Action item: Lines in which "watermark" appears should be pulled from the data below.
═══ Input material ═══
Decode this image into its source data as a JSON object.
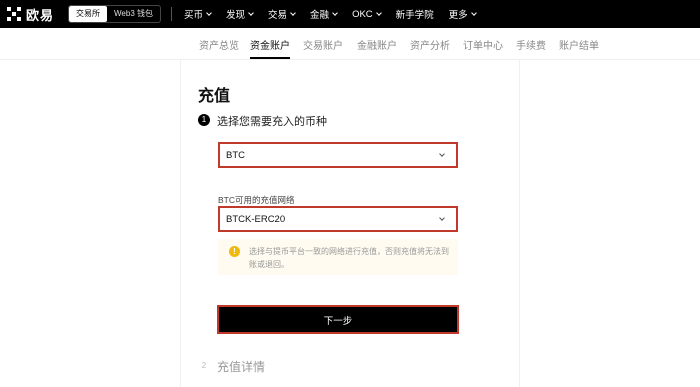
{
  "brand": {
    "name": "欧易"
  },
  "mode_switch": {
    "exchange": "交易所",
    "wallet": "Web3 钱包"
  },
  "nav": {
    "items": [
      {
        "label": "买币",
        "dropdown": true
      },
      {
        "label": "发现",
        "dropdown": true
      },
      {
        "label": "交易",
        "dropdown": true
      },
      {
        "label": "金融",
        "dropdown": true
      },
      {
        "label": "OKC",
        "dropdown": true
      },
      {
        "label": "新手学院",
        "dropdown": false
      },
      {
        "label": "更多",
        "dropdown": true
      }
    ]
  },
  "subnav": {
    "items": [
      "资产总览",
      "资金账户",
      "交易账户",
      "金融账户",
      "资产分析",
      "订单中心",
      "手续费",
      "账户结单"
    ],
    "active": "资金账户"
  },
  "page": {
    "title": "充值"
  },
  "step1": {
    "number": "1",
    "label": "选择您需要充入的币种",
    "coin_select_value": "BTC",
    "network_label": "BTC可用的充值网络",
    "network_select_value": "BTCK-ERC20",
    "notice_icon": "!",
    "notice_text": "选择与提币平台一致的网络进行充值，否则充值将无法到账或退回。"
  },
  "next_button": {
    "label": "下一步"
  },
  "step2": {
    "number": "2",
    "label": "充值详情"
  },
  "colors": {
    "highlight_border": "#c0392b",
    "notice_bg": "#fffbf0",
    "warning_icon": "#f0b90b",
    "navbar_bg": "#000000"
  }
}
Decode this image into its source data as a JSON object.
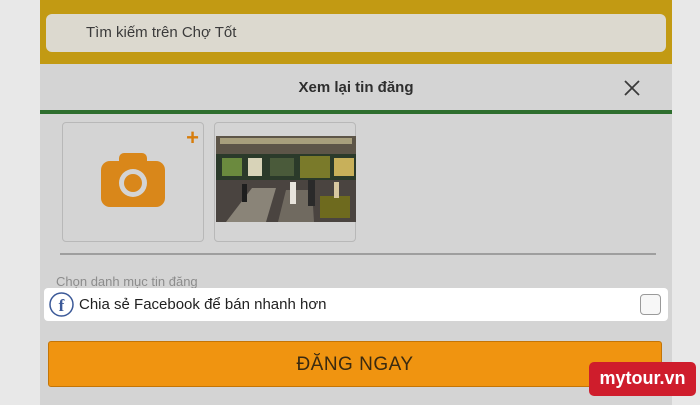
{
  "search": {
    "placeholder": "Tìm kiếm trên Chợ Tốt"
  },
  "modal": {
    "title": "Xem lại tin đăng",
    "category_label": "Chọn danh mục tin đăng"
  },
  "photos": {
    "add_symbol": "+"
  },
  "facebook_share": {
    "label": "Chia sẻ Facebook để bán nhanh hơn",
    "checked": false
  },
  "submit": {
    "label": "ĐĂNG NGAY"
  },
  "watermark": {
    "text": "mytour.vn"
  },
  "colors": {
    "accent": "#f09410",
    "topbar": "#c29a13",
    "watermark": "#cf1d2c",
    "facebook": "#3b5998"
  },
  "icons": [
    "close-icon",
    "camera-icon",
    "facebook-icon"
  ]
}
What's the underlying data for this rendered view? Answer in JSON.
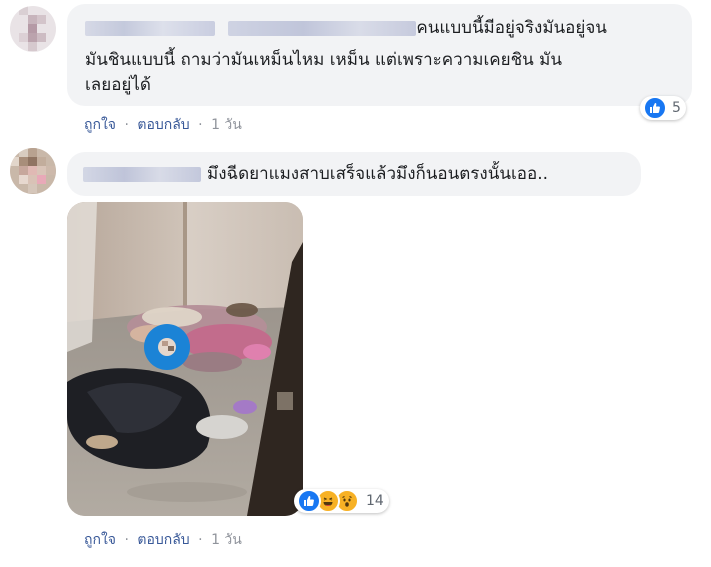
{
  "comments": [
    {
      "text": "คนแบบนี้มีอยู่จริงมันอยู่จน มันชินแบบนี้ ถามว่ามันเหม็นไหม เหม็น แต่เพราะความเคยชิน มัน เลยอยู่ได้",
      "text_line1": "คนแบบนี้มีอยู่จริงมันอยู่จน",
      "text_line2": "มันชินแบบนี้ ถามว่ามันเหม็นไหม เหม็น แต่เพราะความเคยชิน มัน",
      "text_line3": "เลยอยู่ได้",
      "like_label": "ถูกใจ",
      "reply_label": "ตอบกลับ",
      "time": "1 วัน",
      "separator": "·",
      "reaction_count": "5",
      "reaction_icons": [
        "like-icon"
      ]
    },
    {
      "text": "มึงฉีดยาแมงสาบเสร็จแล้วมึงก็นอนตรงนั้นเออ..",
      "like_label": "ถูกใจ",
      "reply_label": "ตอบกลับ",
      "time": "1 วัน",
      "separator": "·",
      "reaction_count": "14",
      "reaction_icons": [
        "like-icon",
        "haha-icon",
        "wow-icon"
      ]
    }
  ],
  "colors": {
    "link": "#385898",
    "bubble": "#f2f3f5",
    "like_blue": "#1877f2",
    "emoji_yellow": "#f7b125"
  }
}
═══
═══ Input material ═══
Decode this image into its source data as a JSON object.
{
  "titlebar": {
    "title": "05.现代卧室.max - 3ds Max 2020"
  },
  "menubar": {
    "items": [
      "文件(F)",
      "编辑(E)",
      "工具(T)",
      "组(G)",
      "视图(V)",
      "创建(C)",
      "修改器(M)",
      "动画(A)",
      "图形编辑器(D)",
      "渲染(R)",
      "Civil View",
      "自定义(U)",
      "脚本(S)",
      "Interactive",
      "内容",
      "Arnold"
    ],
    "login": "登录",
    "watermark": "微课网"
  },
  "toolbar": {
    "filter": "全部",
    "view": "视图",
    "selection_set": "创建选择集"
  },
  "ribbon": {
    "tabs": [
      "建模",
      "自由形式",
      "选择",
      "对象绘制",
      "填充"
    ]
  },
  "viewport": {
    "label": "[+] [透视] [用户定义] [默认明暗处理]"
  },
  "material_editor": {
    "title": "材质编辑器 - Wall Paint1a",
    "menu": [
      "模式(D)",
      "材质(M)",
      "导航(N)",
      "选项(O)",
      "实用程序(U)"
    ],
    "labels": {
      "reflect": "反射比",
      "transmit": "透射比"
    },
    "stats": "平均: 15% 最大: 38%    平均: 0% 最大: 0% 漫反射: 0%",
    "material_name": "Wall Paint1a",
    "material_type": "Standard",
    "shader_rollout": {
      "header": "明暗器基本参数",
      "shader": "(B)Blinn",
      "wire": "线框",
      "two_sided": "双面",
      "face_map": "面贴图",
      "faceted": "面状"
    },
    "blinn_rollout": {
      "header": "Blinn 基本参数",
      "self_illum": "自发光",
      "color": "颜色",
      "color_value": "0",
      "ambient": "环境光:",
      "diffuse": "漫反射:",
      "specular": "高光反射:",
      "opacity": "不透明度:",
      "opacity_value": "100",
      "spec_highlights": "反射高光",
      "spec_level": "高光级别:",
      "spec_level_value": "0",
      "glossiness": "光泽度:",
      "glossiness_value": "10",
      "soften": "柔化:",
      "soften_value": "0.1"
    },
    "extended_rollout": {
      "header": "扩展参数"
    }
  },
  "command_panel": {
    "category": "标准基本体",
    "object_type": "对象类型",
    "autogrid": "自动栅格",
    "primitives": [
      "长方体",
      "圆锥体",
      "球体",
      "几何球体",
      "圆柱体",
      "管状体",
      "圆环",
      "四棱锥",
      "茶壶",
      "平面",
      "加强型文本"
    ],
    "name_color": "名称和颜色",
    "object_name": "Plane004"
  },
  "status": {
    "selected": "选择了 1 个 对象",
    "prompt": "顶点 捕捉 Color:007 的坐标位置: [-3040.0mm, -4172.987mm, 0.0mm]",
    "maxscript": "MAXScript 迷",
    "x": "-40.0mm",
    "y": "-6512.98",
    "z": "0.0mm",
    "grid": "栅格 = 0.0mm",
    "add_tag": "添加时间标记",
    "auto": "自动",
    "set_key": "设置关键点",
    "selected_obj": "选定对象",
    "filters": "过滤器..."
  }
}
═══
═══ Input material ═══
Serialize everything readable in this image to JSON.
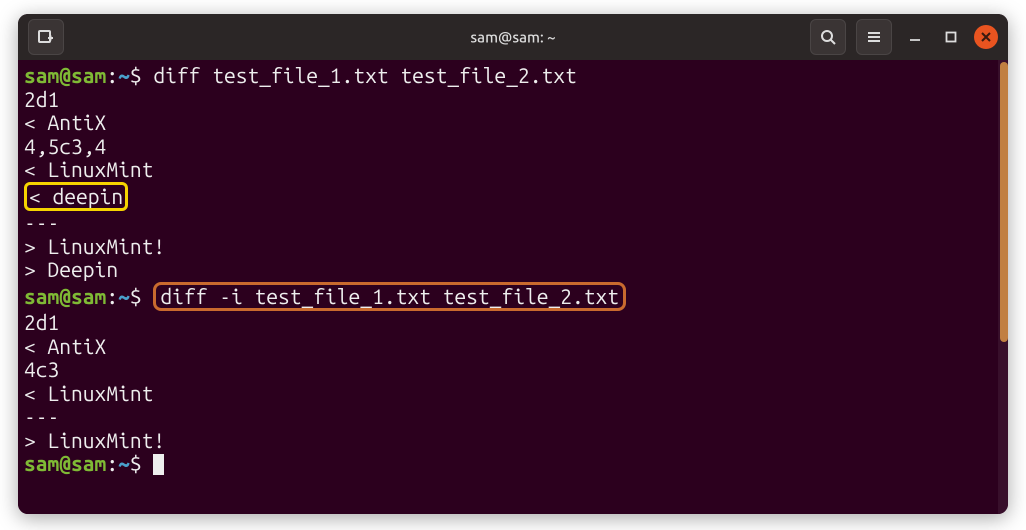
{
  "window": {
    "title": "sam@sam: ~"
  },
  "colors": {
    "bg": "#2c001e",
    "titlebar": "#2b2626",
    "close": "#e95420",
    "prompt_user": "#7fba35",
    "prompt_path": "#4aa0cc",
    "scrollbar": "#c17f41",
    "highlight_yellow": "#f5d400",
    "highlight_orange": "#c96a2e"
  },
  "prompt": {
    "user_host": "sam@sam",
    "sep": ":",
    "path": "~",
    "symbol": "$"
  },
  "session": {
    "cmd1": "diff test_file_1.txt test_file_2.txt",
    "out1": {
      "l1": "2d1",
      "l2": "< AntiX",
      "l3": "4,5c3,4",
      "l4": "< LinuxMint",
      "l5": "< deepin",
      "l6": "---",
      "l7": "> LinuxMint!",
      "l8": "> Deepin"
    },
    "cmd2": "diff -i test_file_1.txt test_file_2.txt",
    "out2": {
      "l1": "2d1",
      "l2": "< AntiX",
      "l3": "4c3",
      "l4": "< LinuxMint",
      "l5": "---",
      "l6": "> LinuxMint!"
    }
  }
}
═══
Task result:
  "watermark": {
    "watermark": "#cf1d2c",
    "watermark": "微课网"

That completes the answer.